- What you are asked to do
Of all the lines in the material, count those containing the string "Nota" and write only the resulting number.

+++++

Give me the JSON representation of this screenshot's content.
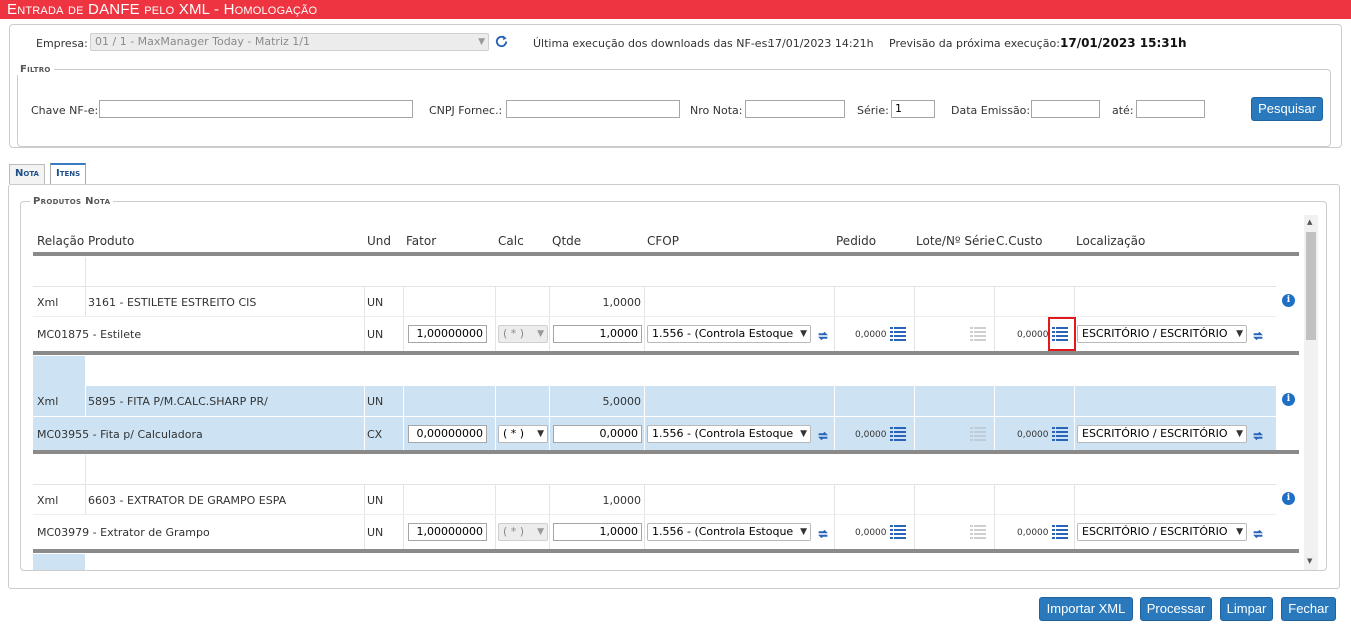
{
  "title": "Entrada de DANFE pelo XML  - Homologação",
  "header": {
    "empresa_label": "Empresa:",
    "empresa_value": "01 / 1 - MaxManager Today - Matriz 1/1",
    "ultima_label": "Última execução dos downloads das NF-es:",
    "ultima_value": "17/01/2023 14:21h",
    "previsao_label": "Previsão da próxima execução:",
    "previsao_value": "17/01/2023 15:31h"
  },
  "filtro": {
    "legend": "Filtro",
    "chave_label": "Chave NF-e:",
    "chave_value": "",
    "cnpj_label": "CNPJ Fornec.:",
    "cnpj_value": "",
    "nro_label": "Nro Nota:",
    "nro_value": "",
    "serie_label": "Série:",
    "serie_value": "1",
    "data_label": "Data Emissão:",
    "data_value": "",
    "ate_label": "até:",
    "ate_value": "",
    "pesquisar_label": "Pesquisar"
  },
  "tabs": [
    {
      "label": "Nota"
    },
    {
      "label": "Itens"
    }
  ],
  "produtos": {
    "legend": "Produtos Nota",
    "columns": [
      "Relação",
      "Produto",
      "Und",
      "Fator",
      "Calc",
      "Qtde",
      "CFOP",
      "Pedido",
      "Lote/Nº Série",
      "C.Custo",
      "Localização"
    ],
    "items": [
      {
        "xml": {
          "relacao": "Xml",
          "produto": "3161 - ESTILETE ESTREITO CIS",
          "und": "UN",
          "qtde": "1,0000"
        },
        "mc": {
          "relacao": "MC01875 - Estilete",
          "und": "UN",
          "fator": "1,00000000",
          "calc": "( * )",
          "qtde": "1,0000",
          "cfop": "1.556 - (Controla Estoque",
          "pedido": "0,0000",
          "ccusto": "0,0000",
          "localizacao": "ESCRITÓRIO / ESCRITÓRIO"
        }
      },
      {
        "xml": {
          "relacao": "Xml",
          "produto": "5895 - FITA P/M.CALC.SHARP PR/",
          "und": "UN",
          "qtde": "5,0000"
        },
        "mc": {
          "relacao": "MC03955 - Fita p/ Calculadora",
          "und": "CX",
          "fator": "0,00000000",
          "calc": "( * )",
          "qtde": "0,0000",
          "cfop": "1.556 - (Controla Estoque",
          "pedido": "0,0000",
          "ccusto": "0,0000",
          "localizacao": "ESCRITÓRIO / ESCRITÓRIO"
        }
      },
      {
        "xml": {
          "relacao": "Xml",
          "produto": "6603 - EXTRATOR DE GRAMPO ESPA",
          "und": "UN",
          "qtde": "1,0000"
        },
        "mc": {
          "relacao": "MC03979 - Extrator de Grampo",
          "und": "UN",
          "fator": "1,00000000",
          "calc": "( * )",
          "qtde": "1,0000",
          "cfop": "1.556 - (Controla Estoque",
          "pedido": "0,0000",
          "ccusto": "0,0000",
          "localizacao": "ESCRITÓRIO / ESCRITÓRIO"
        }
      }
    ]
  },
  "footer": {
    "importar": "Importar XML",
    "processar": "Processar",
    "limpar": "Limpar",
    "fechar": "Fechar"
  },
  "colors": {
    "title_bar": "#ee3440",
    "button": "#2a79bc",
    "selected_row": "#cde3f4",
    "highlight": "#e01a1a"
  },
  "icons": {
    "refresh": "refresh-icon",
    "list": "list-icon",
    "sync": "sync-icon",
    "info": "info-icon"
  }
}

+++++

- Output of the task
3